Microsoft has also been making waves with its recent reorganization, which redirects resources toward a Cloud computing focus. With the announced changes to the sales organization, Microsoft is going all-in with their Cloud offerings. This fast growing business will become its primary focus, and additional resources will be focused on enabling partners to help drive active use of the O365 stack and Azure. Conversely, the selling of traditional on-premise software licenses will now become a secondary facet in the Microsoft landscape.
How this is going to impact customers?
Customers should expect a greater reliance on partners to help vet out, implement, and ultimately support the Microsoft Cloud stack. It will also become increasingly important for those not already migrated to the Cloud to understand the Microsoft roadmap for on-premise investments. As new releases and licensing rules have evolved of the last couple years, there are more restrictions in continuing to run the on-premise versions of software. An example was the announcement of Office without Software Assurance not connecting to O365 in the future.
How can customers get ahead of all of these changes?

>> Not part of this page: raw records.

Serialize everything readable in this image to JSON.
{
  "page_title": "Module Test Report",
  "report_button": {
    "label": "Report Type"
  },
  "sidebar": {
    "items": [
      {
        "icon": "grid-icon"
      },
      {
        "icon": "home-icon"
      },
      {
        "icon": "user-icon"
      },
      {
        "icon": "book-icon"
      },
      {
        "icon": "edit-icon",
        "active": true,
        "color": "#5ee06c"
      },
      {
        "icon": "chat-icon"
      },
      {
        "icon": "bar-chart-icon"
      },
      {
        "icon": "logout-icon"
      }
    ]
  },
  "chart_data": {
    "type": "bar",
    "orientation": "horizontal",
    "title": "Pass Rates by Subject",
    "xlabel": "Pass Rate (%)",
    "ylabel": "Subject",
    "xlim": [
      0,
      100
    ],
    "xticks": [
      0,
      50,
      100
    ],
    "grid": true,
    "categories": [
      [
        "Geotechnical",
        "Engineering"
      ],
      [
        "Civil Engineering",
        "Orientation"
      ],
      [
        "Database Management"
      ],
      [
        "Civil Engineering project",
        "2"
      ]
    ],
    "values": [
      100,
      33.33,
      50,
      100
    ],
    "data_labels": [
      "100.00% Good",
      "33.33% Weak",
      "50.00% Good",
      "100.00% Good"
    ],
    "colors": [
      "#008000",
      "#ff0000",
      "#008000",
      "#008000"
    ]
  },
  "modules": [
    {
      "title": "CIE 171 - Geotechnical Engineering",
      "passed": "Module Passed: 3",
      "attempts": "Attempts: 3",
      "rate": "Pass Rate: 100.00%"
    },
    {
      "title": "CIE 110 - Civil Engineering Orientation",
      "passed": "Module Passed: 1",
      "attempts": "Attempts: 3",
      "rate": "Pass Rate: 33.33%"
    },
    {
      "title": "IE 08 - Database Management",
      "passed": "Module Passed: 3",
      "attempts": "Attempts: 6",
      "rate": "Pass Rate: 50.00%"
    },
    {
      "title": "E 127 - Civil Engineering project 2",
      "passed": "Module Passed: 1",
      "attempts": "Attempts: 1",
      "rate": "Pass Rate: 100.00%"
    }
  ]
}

It is now essential to map your own technology roadmap to the current Microsoft licensing and technology roadmap. Preparation will be the key to eliminating surprises in regard to how to implement the desired Microsoft technologies. We expect further changes to be announced, so a regular cadence to connect on changes and the potential impact should be built into any financial and business strategy planning.